◆ What you are asked to do: Return every record exactly. Omit nothing.

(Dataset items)
Start of Block

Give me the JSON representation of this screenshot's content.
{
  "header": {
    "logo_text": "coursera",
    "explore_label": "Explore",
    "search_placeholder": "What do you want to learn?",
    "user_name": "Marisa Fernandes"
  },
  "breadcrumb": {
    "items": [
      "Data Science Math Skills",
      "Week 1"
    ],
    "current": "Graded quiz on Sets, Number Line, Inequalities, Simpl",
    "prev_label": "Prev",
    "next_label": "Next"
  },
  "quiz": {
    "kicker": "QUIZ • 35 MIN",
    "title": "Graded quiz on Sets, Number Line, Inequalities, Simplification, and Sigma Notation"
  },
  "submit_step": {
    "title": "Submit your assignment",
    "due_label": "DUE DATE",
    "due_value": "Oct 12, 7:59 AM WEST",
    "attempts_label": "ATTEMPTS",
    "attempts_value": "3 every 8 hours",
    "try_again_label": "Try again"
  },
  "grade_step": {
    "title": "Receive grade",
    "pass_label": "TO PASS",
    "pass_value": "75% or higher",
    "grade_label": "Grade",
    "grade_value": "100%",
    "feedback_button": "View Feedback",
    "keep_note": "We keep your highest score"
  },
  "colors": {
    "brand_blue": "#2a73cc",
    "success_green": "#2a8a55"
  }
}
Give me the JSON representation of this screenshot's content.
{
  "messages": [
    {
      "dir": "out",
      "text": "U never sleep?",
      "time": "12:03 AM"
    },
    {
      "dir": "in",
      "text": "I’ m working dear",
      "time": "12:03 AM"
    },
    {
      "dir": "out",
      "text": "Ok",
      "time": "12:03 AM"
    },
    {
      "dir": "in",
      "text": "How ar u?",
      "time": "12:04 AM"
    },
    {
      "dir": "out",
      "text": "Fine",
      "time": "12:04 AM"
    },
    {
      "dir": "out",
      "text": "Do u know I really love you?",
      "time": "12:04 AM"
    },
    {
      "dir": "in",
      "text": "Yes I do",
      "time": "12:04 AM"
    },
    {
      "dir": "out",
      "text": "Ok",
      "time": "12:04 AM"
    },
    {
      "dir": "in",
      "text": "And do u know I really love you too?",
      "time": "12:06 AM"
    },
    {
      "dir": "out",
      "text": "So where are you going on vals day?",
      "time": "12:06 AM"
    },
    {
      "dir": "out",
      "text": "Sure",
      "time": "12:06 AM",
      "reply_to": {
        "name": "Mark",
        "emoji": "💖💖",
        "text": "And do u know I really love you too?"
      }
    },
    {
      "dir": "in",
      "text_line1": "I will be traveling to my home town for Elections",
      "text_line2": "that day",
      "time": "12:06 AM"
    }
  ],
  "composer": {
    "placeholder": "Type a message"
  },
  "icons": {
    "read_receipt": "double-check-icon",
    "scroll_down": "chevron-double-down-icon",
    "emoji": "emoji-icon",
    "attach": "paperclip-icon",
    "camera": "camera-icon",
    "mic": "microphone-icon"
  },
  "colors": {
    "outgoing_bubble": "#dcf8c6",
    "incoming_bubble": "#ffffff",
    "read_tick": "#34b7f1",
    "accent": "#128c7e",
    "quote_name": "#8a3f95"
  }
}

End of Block

◆ Response to this exercise:
Give me the JSON representation of this screenshot's content.
{
  "header": {
    "logo_text": "coursera",
    "explore_label": "Explore",
    "search_placeholder": "What do you want to learn?",
    "user_name": "Marisa Fernandes"
  },
  "breadcrumb": {
    "items": [
      "Data Science Math Skills",
      "Week 1"
    ],
    "current": "Graded quiz on Sets, Number Line, Inequalities, Simpl",
    "prev_label": "Prev",
    "next_label": "Next"
  },
  "quiz": {
    "kicker": "QUIZ • 35 MIN",
    "title": "Graded quiz on Sets, Number Line, Inequalities, Simplification, and Sigma Notation"
  },
  "submit_step": {
    "title": "Submit your assignment",
    "due_label": "DUE DATE",
    "due_value": "Oct 12, 7:59 AM WEST",
    "attempts_label": "ATTEMPTS",
    "attempts_value": "3 every 8 hours",
    "try_again_label": "Try again"
  },
  "grade_step": {
    "title": "Receive grade",
    "pass_label": "TO PASS",
    "pass_value": "75% or higher",
    "grade_label": "Grade",
    "grade_value": "100%",
    "feedback_button": "View Feedback",
    "keep_note": "We keep your highest score"
  },
  "colors": {
    "brand_blue": "#2a73cc",
    "success_green": "#2a8a55"
  }
}
Give me the JSON representation of this screenshot's content.
{
  "messages": [
    {
      "dir": "out",
      "text": "U never sleep?",
      "time": "12:03 AM"
    },
    {
      "dir": "in",
      "text": "I’ m working dear",
      "time": "12:03 AM"
    },
    {
      "dir": "out",
      "text": "Ok",
      "time": "12:03 AM"
    },
    {
      "dir": "in",
      "text": "How ar u?",
      "time": "12:04 AM"
    },
    {
      "dir": "out",
      "text": "Fine",
      "time": "12:04 AM"
    },
    {
      "dir": "out",
      "text": "Do u know I really love you?",
      "time": "12:04 AM"
    },
    {
      "dir": "in",
      "text": "Yes I do",
      "time": "12:04 AM"
    },
    {
      "dir": "out",
      "text": "Ok",
      "time": "12:04 AM"
    },
    {
      "dir": "in",
      "text": "And do u know I really love you too?",
      "time": "12:06 AM"
    },
    {
      "dir": "out",
      "text": "So where are you going on vals day?",
      "time": "12:06 AM"
    },
    {
      "dir": "out",
      "text": "Sure",
      "time": "12:06 AM",
      "reply_to": {
        "name": "Mark",
        "emoji": "💖💖",
        "text": "And do u know I really love you too?"
      }
    },
    {
      "dir": "in",
      "text_line1": "I will be traveling to my home town for Elections",
      "text_line2": "that day",
      "time": "12:06 AM"
    }
  ],
  "composer": {
    "placeholder": "Type a message"
  },
  "icons": {
    "read_receipt": "double-check-icon",
    "scroll_down": "chevron-double-down-icon",
    "emoji": "emoji-icon",
    "attach": "paperclip-icon",
    "camera": "camera-icon",
    "mic": "microphone-icon"
  },
  "colors": {
    "outgoing_bubble": "#dcf8c6",
    "incoming_bubble": "#ffffff",
    "read_tick": "#34b7f1",
    "accent": "#128c7e",
    "quote_name": "#8a3f95"
  }
}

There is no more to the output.